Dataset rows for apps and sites
★ ★ ★ ★ ★ ★ ★

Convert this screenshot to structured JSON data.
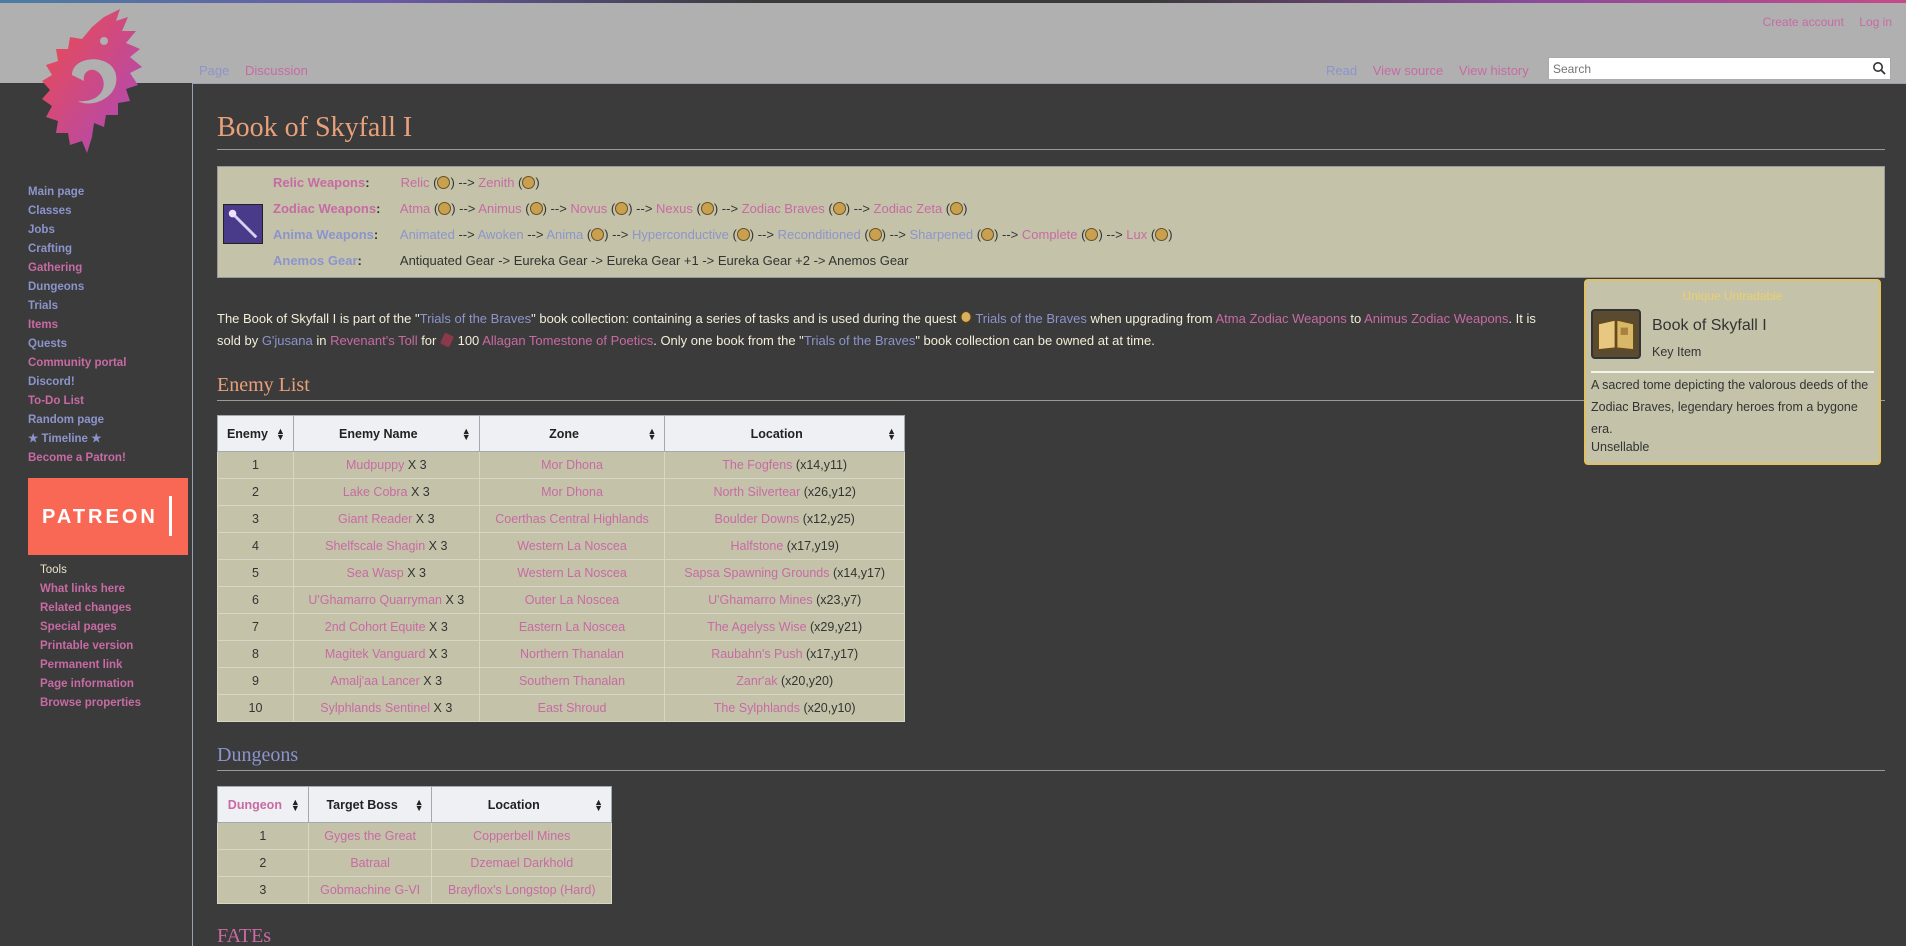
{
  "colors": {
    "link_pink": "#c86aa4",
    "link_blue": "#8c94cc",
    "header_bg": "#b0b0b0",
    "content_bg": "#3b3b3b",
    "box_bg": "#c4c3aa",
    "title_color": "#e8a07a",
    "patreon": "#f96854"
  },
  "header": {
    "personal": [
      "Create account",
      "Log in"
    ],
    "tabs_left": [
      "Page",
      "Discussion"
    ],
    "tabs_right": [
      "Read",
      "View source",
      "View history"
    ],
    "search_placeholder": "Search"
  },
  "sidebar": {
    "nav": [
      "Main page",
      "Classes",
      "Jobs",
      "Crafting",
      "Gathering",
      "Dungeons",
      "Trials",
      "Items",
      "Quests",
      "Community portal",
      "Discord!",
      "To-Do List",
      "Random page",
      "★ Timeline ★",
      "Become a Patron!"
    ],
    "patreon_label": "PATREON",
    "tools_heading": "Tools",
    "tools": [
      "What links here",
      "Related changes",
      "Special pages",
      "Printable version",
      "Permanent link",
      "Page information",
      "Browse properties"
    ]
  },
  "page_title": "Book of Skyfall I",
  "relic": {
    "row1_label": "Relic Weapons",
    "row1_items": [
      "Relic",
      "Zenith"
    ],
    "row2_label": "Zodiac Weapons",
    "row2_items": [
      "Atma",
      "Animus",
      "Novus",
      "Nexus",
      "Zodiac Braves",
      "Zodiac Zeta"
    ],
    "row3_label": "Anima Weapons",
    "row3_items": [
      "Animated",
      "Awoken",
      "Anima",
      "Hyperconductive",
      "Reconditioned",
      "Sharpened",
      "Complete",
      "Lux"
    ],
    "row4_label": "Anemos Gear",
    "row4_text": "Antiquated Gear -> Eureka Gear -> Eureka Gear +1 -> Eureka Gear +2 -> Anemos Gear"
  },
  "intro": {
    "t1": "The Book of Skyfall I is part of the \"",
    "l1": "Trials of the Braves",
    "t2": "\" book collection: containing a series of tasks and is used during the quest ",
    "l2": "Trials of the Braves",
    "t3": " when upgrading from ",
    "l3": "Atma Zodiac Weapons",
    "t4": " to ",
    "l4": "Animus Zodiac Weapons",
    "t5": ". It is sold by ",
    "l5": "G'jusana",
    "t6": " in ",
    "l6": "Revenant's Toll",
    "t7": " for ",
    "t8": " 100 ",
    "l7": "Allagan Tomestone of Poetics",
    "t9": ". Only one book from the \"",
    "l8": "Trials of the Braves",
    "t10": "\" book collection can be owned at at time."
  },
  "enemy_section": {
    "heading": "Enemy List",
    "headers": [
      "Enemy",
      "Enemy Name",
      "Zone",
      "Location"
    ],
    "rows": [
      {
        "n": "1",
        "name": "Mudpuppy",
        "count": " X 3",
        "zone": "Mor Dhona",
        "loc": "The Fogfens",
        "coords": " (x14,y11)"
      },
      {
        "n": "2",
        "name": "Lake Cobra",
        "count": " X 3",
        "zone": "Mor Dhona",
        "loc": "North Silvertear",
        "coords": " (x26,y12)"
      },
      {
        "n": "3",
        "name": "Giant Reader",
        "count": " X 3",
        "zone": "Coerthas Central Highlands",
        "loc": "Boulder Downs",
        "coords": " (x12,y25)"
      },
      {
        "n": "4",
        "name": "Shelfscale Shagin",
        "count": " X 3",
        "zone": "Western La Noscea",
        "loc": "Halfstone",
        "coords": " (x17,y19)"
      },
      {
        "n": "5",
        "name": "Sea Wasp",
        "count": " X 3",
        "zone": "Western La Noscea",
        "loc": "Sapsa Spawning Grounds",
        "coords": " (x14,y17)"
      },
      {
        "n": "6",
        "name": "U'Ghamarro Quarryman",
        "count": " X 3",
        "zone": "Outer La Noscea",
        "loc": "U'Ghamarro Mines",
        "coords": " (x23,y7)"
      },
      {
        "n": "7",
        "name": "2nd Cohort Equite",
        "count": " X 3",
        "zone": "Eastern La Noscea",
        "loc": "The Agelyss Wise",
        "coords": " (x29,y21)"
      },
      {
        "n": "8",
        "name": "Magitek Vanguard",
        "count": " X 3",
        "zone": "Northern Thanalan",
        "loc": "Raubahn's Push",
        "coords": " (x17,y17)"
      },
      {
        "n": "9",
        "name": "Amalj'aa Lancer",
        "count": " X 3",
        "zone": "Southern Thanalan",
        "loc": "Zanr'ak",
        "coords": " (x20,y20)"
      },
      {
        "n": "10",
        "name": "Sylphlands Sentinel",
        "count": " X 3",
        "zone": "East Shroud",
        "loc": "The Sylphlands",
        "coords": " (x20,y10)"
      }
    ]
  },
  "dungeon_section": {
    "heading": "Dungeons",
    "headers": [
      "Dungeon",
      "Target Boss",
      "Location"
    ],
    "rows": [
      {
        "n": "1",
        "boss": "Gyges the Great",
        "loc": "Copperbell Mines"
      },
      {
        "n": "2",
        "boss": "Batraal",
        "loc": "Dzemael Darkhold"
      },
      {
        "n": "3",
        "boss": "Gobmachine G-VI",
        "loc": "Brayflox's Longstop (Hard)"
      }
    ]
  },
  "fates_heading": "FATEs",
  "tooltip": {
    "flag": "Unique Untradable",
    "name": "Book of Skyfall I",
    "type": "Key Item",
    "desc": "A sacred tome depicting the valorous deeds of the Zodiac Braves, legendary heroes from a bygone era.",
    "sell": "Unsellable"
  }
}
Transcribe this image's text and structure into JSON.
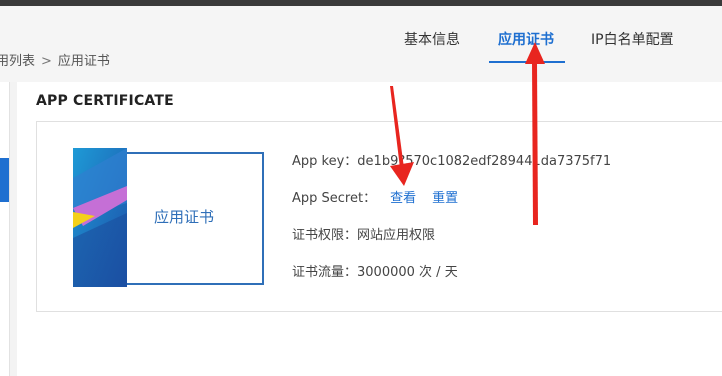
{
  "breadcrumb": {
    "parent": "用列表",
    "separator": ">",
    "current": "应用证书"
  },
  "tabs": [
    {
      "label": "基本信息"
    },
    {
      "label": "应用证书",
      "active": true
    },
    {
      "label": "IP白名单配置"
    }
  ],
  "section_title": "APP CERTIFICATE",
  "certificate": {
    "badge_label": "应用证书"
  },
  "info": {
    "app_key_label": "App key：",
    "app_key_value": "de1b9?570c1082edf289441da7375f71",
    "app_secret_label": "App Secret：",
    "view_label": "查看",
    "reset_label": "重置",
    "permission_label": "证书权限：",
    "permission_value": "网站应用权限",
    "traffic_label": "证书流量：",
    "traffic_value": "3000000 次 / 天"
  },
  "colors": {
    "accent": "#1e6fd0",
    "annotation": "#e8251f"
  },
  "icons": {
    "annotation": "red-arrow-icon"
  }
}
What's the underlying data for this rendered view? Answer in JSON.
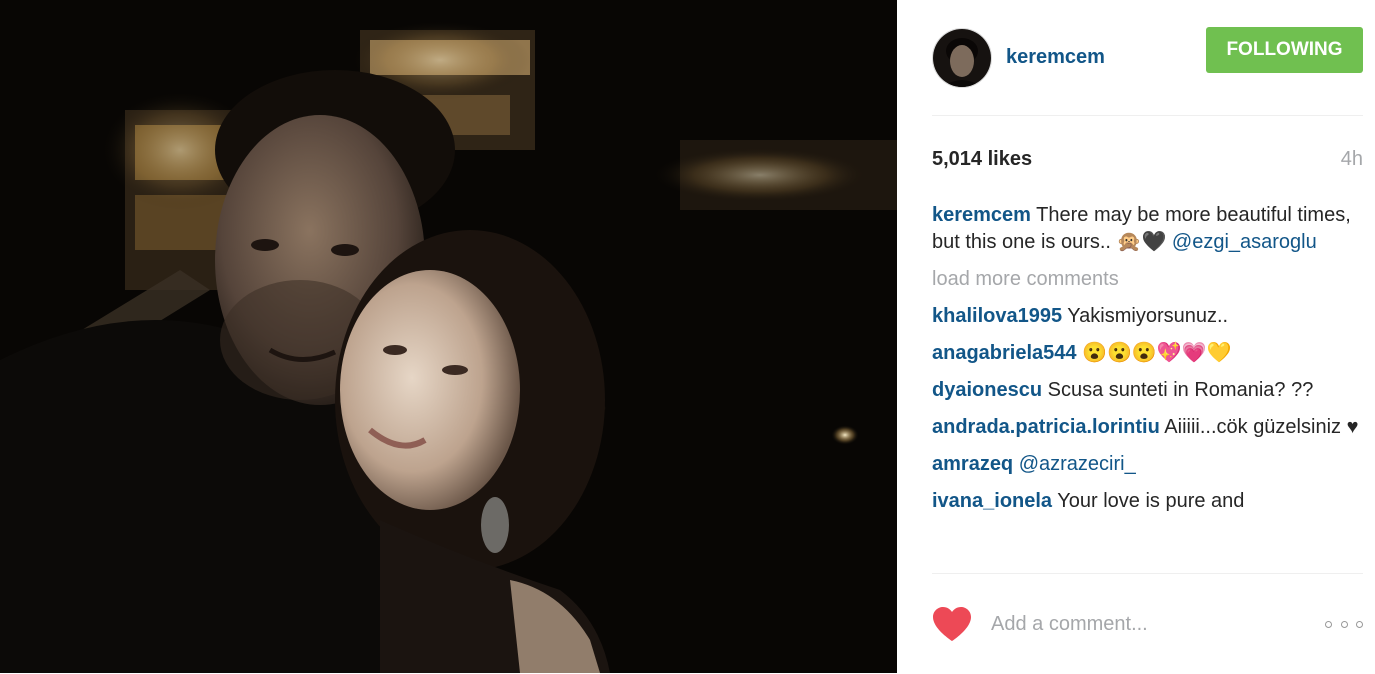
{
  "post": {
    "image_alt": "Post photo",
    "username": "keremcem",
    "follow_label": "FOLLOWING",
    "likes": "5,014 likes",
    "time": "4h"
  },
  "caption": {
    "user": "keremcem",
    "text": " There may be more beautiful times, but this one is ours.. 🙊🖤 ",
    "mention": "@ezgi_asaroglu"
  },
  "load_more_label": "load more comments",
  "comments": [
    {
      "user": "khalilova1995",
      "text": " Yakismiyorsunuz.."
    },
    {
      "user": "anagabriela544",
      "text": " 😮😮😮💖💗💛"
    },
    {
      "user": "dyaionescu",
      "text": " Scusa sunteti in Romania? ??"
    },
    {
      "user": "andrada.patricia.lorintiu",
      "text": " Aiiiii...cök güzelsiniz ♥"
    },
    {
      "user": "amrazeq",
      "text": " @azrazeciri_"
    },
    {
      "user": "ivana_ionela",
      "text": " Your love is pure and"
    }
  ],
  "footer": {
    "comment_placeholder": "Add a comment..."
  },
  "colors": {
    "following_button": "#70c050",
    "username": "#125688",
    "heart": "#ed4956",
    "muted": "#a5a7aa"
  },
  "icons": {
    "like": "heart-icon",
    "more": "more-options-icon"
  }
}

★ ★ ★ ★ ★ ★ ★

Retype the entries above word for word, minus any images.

Convert this screenshot to structured JSON data.
{
  "colors": {
    "link_pink": "#c86aa4",
    "link_blue": "#8c94cc",
    "header_bg": "#b0b0b0",
    "content_bg": "#3b3b3b",
    "box_bg": "#c4c3aa",
    "title_color": "#e8a07a",
    "patreon": "#f96854"
  },
  "header": {
    "personal": [
      "Create account",
      "Log in"
    ],
    "tabs_left": [
      "Page",
      "Discussion"
    ],
    "tabs_right": [
      "Read",
      "View source",
      "View history"
    ],
    "search_placeholder": "Search"
  },
  "sidebar": {
    "nav": [
      "Main page",
      "Classes",
      "Jobs",
      "Crafting",
      "Gathering",
      "Dungeons",
      "Trials",
      "Items",
      "Quests",
      "Community portal",
      "Discord!",
      "To-Do List",
      "Random page",
      "★ Timeline ★",
      "Become a Patron!"
    ],
    "patreon_label": "PATREON",
    "tools_heading": "Tools",
    "tools": [
      "What links here",
      "Related changes",
      "Special pages",
      "Printable version",
      "Permanent link",
      "Page information",
      "Browse properties"
    ]
  },
  "page_title": "Book of Skyfall I",
  "relic": {
    "row1_label": "Relic Weapons",
    "row1_items": [
      "Relic",
      "Zenith"
    ],
    "row2_label": "Zodiac Weapons",
    "row2_items": [
      "Atma",
      "Animus",
      "Novus",
      "Nexus",
      "Zodiac Braves",
      "Zodiac Zeta"
    ],
    "row3_label": "Anima Weapons",
    "row3_items": [
      "Animated",
      "Awoken",
      "Anima",
      "Hyperconductive",
      "Reconditioned",
      "Sharpened",
      "Complete",
      "Lux"
    ],
    "row4_label": "Anemos Gear",
    "row4_text": "Antiquated Gear -> Eureka Gear -> Eureka Gear +1 -> Eureka Gear +2 -> Anemos Gear"
  },
  "intro": {
    "t1": "The Book of Skyfall I is part of the \"",
    "l1": "Trials of the Braves",
    "t2": "\" book collection: containing a series of tasks and is used during the quest ",
    "l2": "Trials of the Braves",
    "t3": " when upgrading from ",
    "l3": "Atma Zodiac Weapons",
    "t4": " to ",
    "l4": "Animus Zodiac Weapons",
    "t5": ". It is sold by ",
    "l5": "G'jusana",
    "t6": " in ",
    "l6": "Revenant's Toll",
    "t7": " for ",
    "t8": " 100 ",
    "l7": "Allagan Tomestone of Poetics",
    "t9": ". Only one book from the \"",
    "l8": "Trials of the Braves",
    "t10": "\" book collection can be owned at at time."
  },
  "enemy_section": {
    "heading": "Enemy List",
    "headers": [
      "Enemy",
      "Enemy Name",
      "Zone",
      "Location"
    ],
    "rows": [
      {
        "n": "1",
        "name": "Mudpuppy",
        "count": " X 3",
        "zone": "Mor Dhona",
        "loc": "The Fogfens",
        "coords": " (x14,y11)"
      },
      {
        "n": "2",
        "name": "Lake Cobra",
        "count": " X 3",
        "zone": "Mor Dhona",
        "loc": "North Silvertear",
        "coords": " (x26,y12)"
      },
      {
        "n": "3",
        "name": "Giant Reader",
        "count": " X 3",
        "zone": "Coerthas Central Highlands",
        "loc": "Boulder Downs",
        "coords": " (x12,y25)"
      },
      {
        "n": "4",
        "name": "Shelfscale Shagin",
        "count": " X 3",
        "zone": "Western La Noscea",
        "loc": "Halfstone",
        "coords": " (x17,y19)"
      },
      {
        "n": "5",
        "name": "Sea Wasp",
        "count": " X 3",
        "zone": "Western La Noscea",
        "loc": "Sapsa Spawning Grounds",
        "coords": " (x14,y17)"
      },
      {
        "n": "6",
        "name": "U'Ghamarro Quarryman",
        "count": " X 3",
        "zone": "Outer La Noscea",
        "loc": "U'Ghamarro Mines",
        "coords": " (x23,y7)"
      },
      {
        "n": "7",
        "name": "2nd Cohort Equite",
        "count": " X 3",
        "zone": "Eastern La Noscea",
        "loc": "The Agelyss Wise",
        "coords": " (x29,y21)"
      },
      {
        "n": "8",
        "name": "Magitek Vanguard",
        "count": " X 3",
        "zone": "Northern Thanalan",
        "loc": "Raubahn's Push",
        "coords": " (x17,y17)"
      },
      {
        "n": "9",
        "name": "Amalj'aa Lancer",
        "count": " X 3",
        "zone": "Southern Thanalan",
        "loc": "Zanr'ak",
        "coords": " (x20,y20)"
      },
      {
        "n": "10",
        "name": "Sylphlands Sentinel",
        "count": " X 3",
        "zone": "East Shroud",
        "loc": "The Sylphlands",
        "coords": " (x20,y10)"
      }
    ]
  },
  "dungeon_section": {
    "heading": "Dungeons",
    "headers": [
      "Dungeon",
      "Target Boss",
      "Location"
    ],
    "rows": [
      {
        "n": "1",
        "boss": "Gyges the Great",
        "loc": "Copperbell Mines"
      },
      {
        "n": "2",
        "boss": "Batraal",
        "loc": "Dzemael Darkhold"
      },
      {
        "n": "3",
        "boss": "Gobmachine G-VI",
        "loc": "Brayflox's Longstop (Hard)"
      }
    ]
  },
  "fates_heading": "FATEs",
  "tooltip": {
    "flag": "Unique Untradable",
    "name": "Book of Skyfall I",
    "type": "Key Item",
    "desc": "A sacred tome depicting the valorous deeds of the Zodiac Braves, legendary heroes from a bygone era.",
    "sell": "Unsellable"
  }
}
Transcribe this image's text and structure into JSON.
{
  "breadcrumb": {
    "parent": "用列表",
    "separator": ">",
    "current": "应用证书"
  },
  "tabs": [
    {
      "label": "基本信息"
    },
    {
      "label": "应用证书",
      "active": true
    },
    {
      "label": "IP白名单配置"
    }
  ],
  "section_title": "APP CERTIFICATE",
  "certificate": {
    "badge_label": "应用证书"
  },
  "info": {
    "app_key_label": "App key：",
    "app_key_value": "de1b9?570c1082edf289441da7375f71",
    "app_secret_label": "App Secret：",
    "view_label": "查看",
    "reset_label": "重置",
    "permission_label": "证书权限：",
    "permission_value": "网站应用权限",
    "traffic_label": "证书流量：",
    "traffic_value": "3000000 次 / 天"
  },
  "colors": {
    "accent": "#1e6fd0",
    "annotation": "#e8251f"
  },
  "icons": {
    "annotation": "red-arrow-icon"
  }
}
What's the underlying data for this rendered view? Answer in JSON.
{
  "post": {
    "image_alt": "Post photo",
    "username": "keremcem",
    "follow_label": "FOLLOWING",
    "likes": "5,014 likes",
    "time": "4h"
  },
  "caption": {
    "user": "keremcem",
    "text": " There may be more beautiful times, but this one is ours.. 🙊🖤 ",
    "mention": "@ezgi_asaroglu"
  },
  "load_more_label": "load more comments",
  "comments": [
    {
      "user": "khalilova1995",
      "text": " Yakismiyorsunuz.."
    },
    {
      "user": "anagabriela544",
      "text": " 😮😮😮💖💗💛"
    },
    {
      "user": "dyaionescu",
      "text": " Scusa sunteti in Romania? ??"
    },
    {
      "user": "andrada.patricia.lorintiu",
      "text": " Aiiiii...cök güzelsiniz ♥"
    },
    {
      "user": "amrazeq",
      "text": " @azrazeciri_"
    },
    {
      "user": "ivana_ionela",
      "text": " Your love is pure and"
    }
  ],
  "footer": {
    "comment_placeholder": "Add a comment..."
  },
  "colors": {
    "following_button": "#70c050",
    "username": "#125688",
    "heart": "#ed4956",
    "muted": "#a5a7aa"
  },
  "icons": {
    "like": "heart-icon",
    "more": "more-options-icon"
  }
}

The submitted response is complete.